* _What is being asked_
Retype all the records with nothing changed.

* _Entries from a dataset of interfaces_
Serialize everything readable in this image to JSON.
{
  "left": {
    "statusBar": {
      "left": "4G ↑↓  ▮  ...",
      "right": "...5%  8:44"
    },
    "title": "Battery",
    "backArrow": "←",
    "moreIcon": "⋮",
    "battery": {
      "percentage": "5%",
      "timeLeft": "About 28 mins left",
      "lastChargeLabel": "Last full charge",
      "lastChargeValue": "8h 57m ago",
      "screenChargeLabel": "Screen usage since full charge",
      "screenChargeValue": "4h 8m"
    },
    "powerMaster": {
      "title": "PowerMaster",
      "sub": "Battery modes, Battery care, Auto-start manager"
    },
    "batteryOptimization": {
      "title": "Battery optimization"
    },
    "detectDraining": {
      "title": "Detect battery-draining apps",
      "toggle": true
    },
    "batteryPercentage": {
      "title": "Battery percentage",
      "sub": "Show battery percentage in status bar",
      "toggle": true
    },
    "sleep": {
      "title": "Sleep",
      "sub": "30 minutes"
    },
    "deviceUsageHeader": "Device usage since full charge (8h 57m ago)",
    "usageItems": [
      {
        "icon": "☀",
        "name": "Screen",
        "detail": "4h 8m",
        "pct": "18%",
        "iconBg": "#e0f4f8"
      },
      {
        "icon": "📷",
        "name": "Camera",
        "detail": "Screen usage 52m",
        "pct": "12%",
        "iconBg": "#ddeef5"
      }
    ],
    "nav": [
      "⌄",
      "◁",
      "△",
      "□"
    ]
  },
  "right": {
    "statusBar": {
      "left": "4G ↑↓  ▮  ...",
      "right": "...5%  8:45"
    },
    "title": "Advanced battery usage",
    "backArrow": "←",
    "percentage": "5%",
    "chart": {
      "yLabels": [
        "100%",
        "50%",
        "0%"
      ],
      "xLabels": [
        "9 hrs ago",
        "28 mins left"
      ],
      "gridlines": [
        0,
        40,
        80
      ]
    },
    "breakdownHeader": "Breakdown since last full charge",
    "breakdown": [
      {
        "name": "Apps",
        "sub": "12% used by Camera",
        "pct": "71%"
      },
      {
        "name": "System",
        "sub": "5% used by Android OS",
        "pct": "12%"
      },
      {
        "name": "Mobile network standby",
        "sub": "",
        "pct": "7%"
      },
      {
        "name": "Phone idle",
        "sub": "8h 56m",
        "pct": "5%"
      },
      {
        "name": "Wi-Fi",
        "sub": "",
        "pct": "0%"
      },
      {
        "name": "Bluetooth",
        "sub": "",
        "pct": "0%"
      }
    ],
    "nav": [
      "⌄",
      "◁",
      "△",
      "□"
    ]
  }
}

* _Result of the exercise_
Serialize everything readable in this image to JSON.
{
  "left": {
    "statusBar": {
      "left": "4G ↑↓  ▮  ...",
      "right": "...5%  8:44"
    },
    "title": "Battery",
    "backArrow": "←",
    "moreIcon": "⋮",
    "battery": {
      "percentage": "5%",
      "timeLeft": "About 28 mins left",
      "lastChargeLabel": "Last full charge",
      "lastChargeValue": "8h 57m ago",
      "screenChargeLabel": "Screen usage since full charge",
      "screenChargeValue": "4h 8m"
    },
    "powerMaster": {
      "title": "PowerMaster",
      "sub": "Battery modes, Battery care, Auto-start manager"
    },
    "batteryOptimization": {
      "title": "Battery optimization"
    },
    "detectDraining": {
      "title": "Detect battery-draining apps",
      "toggle": true
    },
    "batteryPercentage": {
      "title": "Battery percentage",
      "sub": "Show battery percentage in status bar",
      "toggle": true
    },
    "sleep": {
      "title": "Sleep",
      "sub": "30 minutes"
    },
    "deviceUsageHeader": "Device usage since full charge (8h 57m ago)",
    "usageItems": [
      {
        "icon": "☀",
        "name": "Screen",
        "detail": "4h 8m",
        "pct": "18%",
        "iconBg": "#e0f4f8"
      },
      {
        "icon": "📷",
        "name": "Camera",
        "detail": "Screen usage 52m",
        "pct": "12%",
        "iconBg": "#ddeef5"
      }
    ],
    "nav": [
      "⌄",
      "◁",
      "△",
      "□"
    ]
  },
  "right": {
    "statusBar": {
      "left": "4G ↑↓  ▮  ...",
      "right": "...5%  8:45"
    },
    "title": "Advanced battery usage",
    "backArrow": "←",
    "percentage": "5%",
    "chart": {
      "yLabels": [
        "100%",
        "50%",
        "0%"
      ],
      "xLabels": [
        "9 hrs ago",
        "28 mins left"
      ],
      "gridlines": [
        0,
        40,
        80
      ]
    },
    "breakdownHeader": "Breakdown since last full charge",
    "breakdown": [
      {
        "name": "Apps",
        "sub": "12% used by Camera",
        "pct": "71%"
      },
      {
        "name": "System",
        "sub": "5% used by Android OS",
        "pct": "12%"
      },
      {
        "name": "Mobile network standby",
        "sub": "",
        "pct": "7%"
      },
      {
        "name": "Phone idle",
        "sub": "8h 56m",
        "pct": "5%"
      },
      {
        "name": "Wi-Fi",
        "sub": "",
        "pct": "0%"
      },
      {
        "name": "Bluetooth",
        "sub": "",
        "pct": "0%"
      }
    ],
    "nav": [
      "⌄",
      "◁",
      "△",
      "□"
    ]
  }
}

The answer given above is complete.